ALUMINIUM TODAY: Prices testing higher again

Short Term:
Medium Term:
Long Term:
R1 1605 Mar high
R2 1629 Long-term DTL from 2008 high
R3 1646-1655.50 Resistance
R4 1730 May 2015 low/Jul 2015 high
R5 1760 Support Jan-Apr 2015
R6 1775 50% Fibo Sep 2014>Nov 2015 fall
R7 1794.50 2016 high
R8 1828 June 2010 spike down/low Jun-Aug 2012
R9 1870 20 DMA
R10 1856 61.8% Fibo Sep 2014>Nov 2015 fall
R11 1883 Jan 2017 high
R12 1977 May 2015 spike
S1 1870 20 DMA
S2 1818 UTL Jan/Feb lows
S3 1830 40 DMA
S4 1787 UTL Mar/Jun/Jul 2016 lows
S5 1758 100 DMA
S6 1689 200 DMA
S7 1629 Long-term DTL from 2008 high
S8 1586 2016 UTL
S9 1432.50 2016 low
S10 1270 2009 low
Stochastics:Crossed higher in mid ground

DMA – daily moving average

D/UTL – down/uptrend line

Fibo – Fibonacci retracement level

H&S – head-and-shoulder pattern

HSL – horizontal support line

MACD – moving average convergence divergence


  • Aluminium prices have turned higher again, having consolidated last week.
  • Overall sentiment remains bullish – prices have been above the 20 DMA since early January.
  • The stochastics have crossed higher, indicating stronger short-term momentum.
  • Resistance is expected at the February 15 high of $1,916 per tonne while scaled-up resistance is expected towards $1,977, the level to which prices spiked in May 2015.
  • Further UTL support is seen at $1,812 and $1,782 per tonne, which also coincide with the 40 and 55 DMAs.
  • Resistance above the February 15 high is seen towards the May 2015 high at $1,977.

Macro factors

Price sentiment has been stronger so far this week although markets are likely to take a cautious approach ahead of President Trump’s joint session speech this evening and with the Chinese government holding its National Peoples’s Congress this weekend.
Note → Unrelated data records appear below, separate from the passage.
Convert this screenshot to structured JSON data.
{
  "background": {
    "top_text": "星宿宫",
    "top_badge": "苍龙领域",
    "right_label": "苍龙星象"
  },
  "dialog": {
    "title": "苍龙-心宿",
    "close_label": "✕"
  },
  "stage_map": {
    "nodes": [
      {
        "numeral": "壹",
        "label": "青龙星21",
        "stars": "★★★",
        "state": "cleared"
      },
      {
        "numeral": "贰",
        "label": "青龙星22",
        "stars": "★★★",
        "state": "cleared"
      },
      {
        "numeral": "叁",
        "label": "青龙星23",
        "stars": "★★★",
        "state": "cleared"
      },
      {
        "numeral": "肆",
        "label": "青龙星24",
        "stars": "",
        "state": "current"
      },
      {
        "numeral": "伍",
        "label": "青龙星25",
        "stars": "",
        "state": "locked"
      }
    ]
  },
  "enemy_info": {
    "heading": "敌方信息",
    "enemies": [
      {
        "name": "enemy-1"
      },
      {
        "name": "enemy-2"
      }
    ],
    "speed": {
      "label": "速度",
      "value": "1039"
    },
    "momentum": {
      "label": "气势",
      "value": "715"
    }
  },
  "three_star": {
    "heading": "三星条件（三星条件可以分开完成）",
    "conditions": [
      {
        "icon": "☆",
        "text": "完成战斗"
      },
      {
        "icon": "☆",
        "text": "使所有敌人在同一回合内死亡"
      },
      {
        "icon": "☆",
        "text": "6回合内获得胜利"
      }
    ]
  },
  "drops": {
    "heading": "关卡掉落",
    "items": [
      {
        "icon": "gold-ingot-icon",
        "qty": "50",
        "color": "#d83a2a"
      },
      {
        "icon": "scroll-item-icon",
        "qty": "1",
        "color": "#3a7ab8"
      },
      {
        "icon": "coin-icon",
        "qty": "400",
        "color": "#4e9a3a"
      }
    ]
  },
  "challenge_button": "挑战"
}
LME stock withdrawals are running at a strong pace of 5,939 tpd on average so far in 2017 but stocks have declined by only a net 1,275 tonnes in that time amid pockets of sizeable inward deliveries. The cash/three-month spread was last at $2 per tonne contango compared with an average of $4.5 backwardation during January. Stock are tightly held, with one entity accounting for 30-39% of warrant holdings. Fresh cancellations also signal consistent demand. The proportion of metal on cancelled warrants has increased to 40% from around 27% at the end of January.

In China, SHFE stocks are relatively low at 193,552 tonnes, having fallen 196,780 tonnes in 2016. Recent reports suggest that China will remove 30% of aluminium smelting capacity in three provinces – Henan, Shandong and Shanxi. But we are wary of the net impact because this is likely to be outdated capacity that will be more than offset by new low-cost capacity additions. Recent data has shown a gradual ramp-up in Chinese smelter output, which climbed to a fresh high of 95,161 tpd from 74,871 tpd in December, according to the International Aluminium Institute (IAI).  
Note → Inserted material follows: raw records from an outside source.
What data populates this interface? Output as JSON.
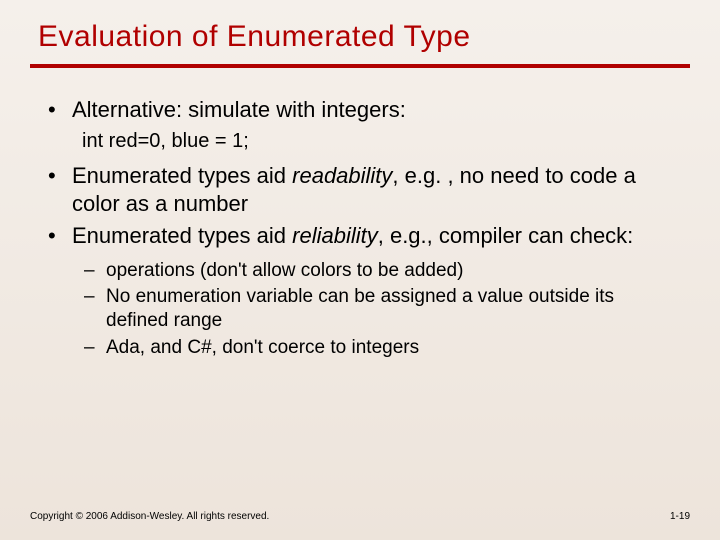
{
  "title": "Evaluation of Enumerated Type",
  "bullets": {
    "b1": "Alternative: simulate with integers:",
    "b1_sub": "int red=0, blue = 1;",
    "b2_pre": "Enumerated types aid ",
    "b2_em": "readability",
    "b2_post": ", e.g. , no need to code a color as a number",
    "b3_pre": "Enumerated types aid ",
    "b3_em": "reliability",
    "b3_post": ", e.g., compiler can check:"
  },
  "dashes": {
    "d1": "operations (don't allow colors to be added)",
    "d2": "No enumeration variable can be assigned a value outside its defined range",
    "d3": "Ada, and C#, don't coerce to integers"
  },
  "footer": {
    "copyright": "Copyright © 2006 Addison-Wesley. All rights reserved.",
    "page": "1-19"
  }
}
China’s exports of unwrought aluminium and aluminium products totalled 390,000 tonnes in January, up 2.6% year-on-year. They increased by 1% in 2016 to 4.1 million tonnes in 2016. Smelters continued to export large volumes of metal in semi-manufactured forms to take advantage of zero duties on these products.

Physical premiums tracked by our physicals team are firming. Main Japanese ports (MJP) spot aluminium premiums rose 9% week-on-week in a quiet market, with the second-quarter MJP premium expected to settle at three-digit levels.


Aluminium prices are looking stronger again. We maintain an upwards price bias because strong demand and falling stocks continue to signal tightening fundamentals. There could be short-term volatility, however, if President Trump fails to deliver on his proposed tax reforms and infrastructure investment or if China shifts to tighten monetary policy. We also feel markets underestimate the chances the Fed will raise interest rates at next month’s FOMC meeting.

All trades or trading strategies mentioned in the report are hypothetical, for illustration only and do not constitute trading recommendations.